[Dataset rows for apps and sites]
= Beginning of Section =

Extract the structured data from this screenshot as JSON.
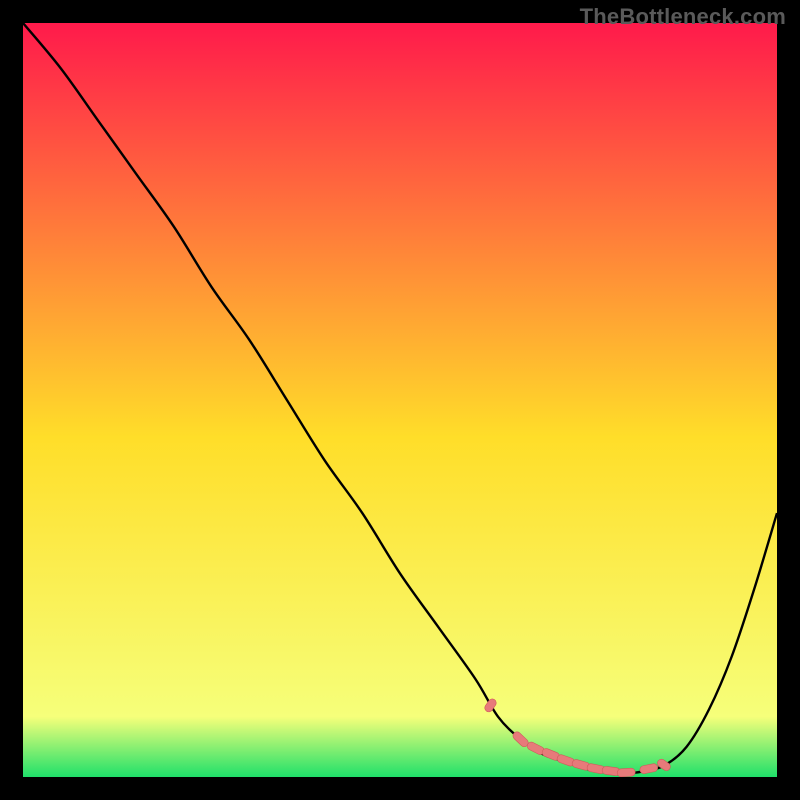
{
  "watermark": "TheBottleneck.com",
  "colors": {
    "grad_top": "#ff1a4b",
    "grad_mid": "#ffde29",
    "grad_bottom": "#1fe06a",
    "curve_stroke": "#000000",
    "marker_fill": "#e77a7a",
    "marker_stroke": "#cf5a5a",
    "background": "#000000"
  },
  "chart_data": {
    "type": "line",
    "title": "",
    "xlabel": "",
    "ylabel": "",
    "xlim": [
      0,
      100
    ],
    "ylim": [
      0,
      100
    ],
    "x": [
      0,
      5,
      10,
      15,
      20,
      25,
      30,
      35,
      40,
      45,
      50,
      55,
      60,
      63,
      66,
      69,
      72,
      75,
      78,
      80,
      82,
      85,
      88,
      91,
      94,
      97,
      100
    ],
    "values": [
      100,
      94,
      87,
      80,
      73,
      65,
      58,
      50,
      42,
      35,
      27,
      20,
      13,
      8,
      5,
      3,
      2,
      1,
      0.7,
      0.5,
      0.7,
      1.5,
      4,
      9,
      16,
      25,
      35
    ],
    "markers_x": [
      62,
      66,
      68,
      70,
      72,
      74,
      76,
      78,
      80,
      83,
      85
    ],
    "markers_y": [
      9.5,
      5,
      3.8,
      3,
      2.2,
      1.6,
      1.1,
      0.8,
      0.6,
      1.1,
      1.6
    ]
  }
}
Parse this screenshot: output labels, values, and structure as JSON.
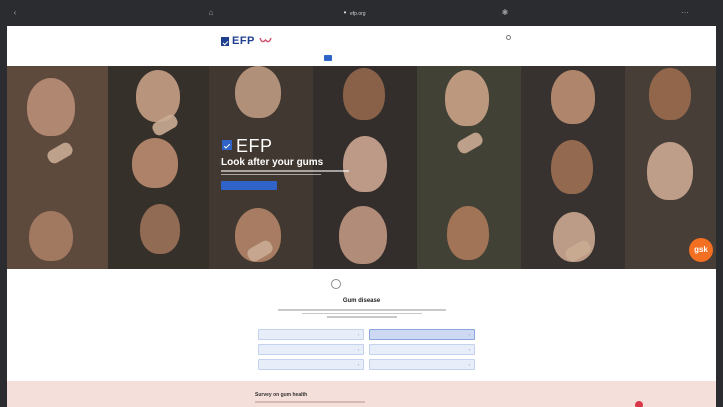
{
  "browser": {
    "back_icon": "chevron-left-icon",
    "home_icon": "home-icon",
    "lock_icon": "lock-icon",
    "url": "efp.org",
    "extension_icon": "puzzle-icon",
    "menu_icon": "menu-icon"
  },
  "header": {
    "logo_text": "EFP",
    "logo_subtitle": "",
    "top_links": [
      "",
      "",
      ""
    ],
    "search_icon": "search-icon",
    "nav": [
      "",
      "",
      "",
      "",
      "",
      ""
    ]
  },
  "hero": {
    "logo_text": "EFP",
    "title": "Look after your gums",
    "button_label": "",
    "partner_text": "",
    "sponsor_logo": "gsk"
  },
  "gum_disease": {
    "icon": "tooth-icon",
    "title": "Gum disease",
    "options": [
      "",
      "",
      "",
      "",
      "",
      ""
    ],
    "selected_index": 1
  },
  "survey": {
    "title": "Survey on gum health"
  },
  "colors": {
    "brand_blue": "#1f3f8f",
    "accent_blue": "#2f63c8",
    "gsk_orange": "#f36f21",
    "survey_bg": "#f5dfda"
  }
}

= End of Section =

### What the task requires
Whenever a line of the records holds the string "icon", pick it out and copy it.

### Answer to this task
    "back_icon": "chevron-left-icon",
    "home_icon": "home-icon",
    "lock_icon": "lock-icon",
    "extension_icon": "puzzle-icon",
    "menu_icon": "menu-icon"
    "search_icon": "search-icon",
    "icon": "tooth-icon",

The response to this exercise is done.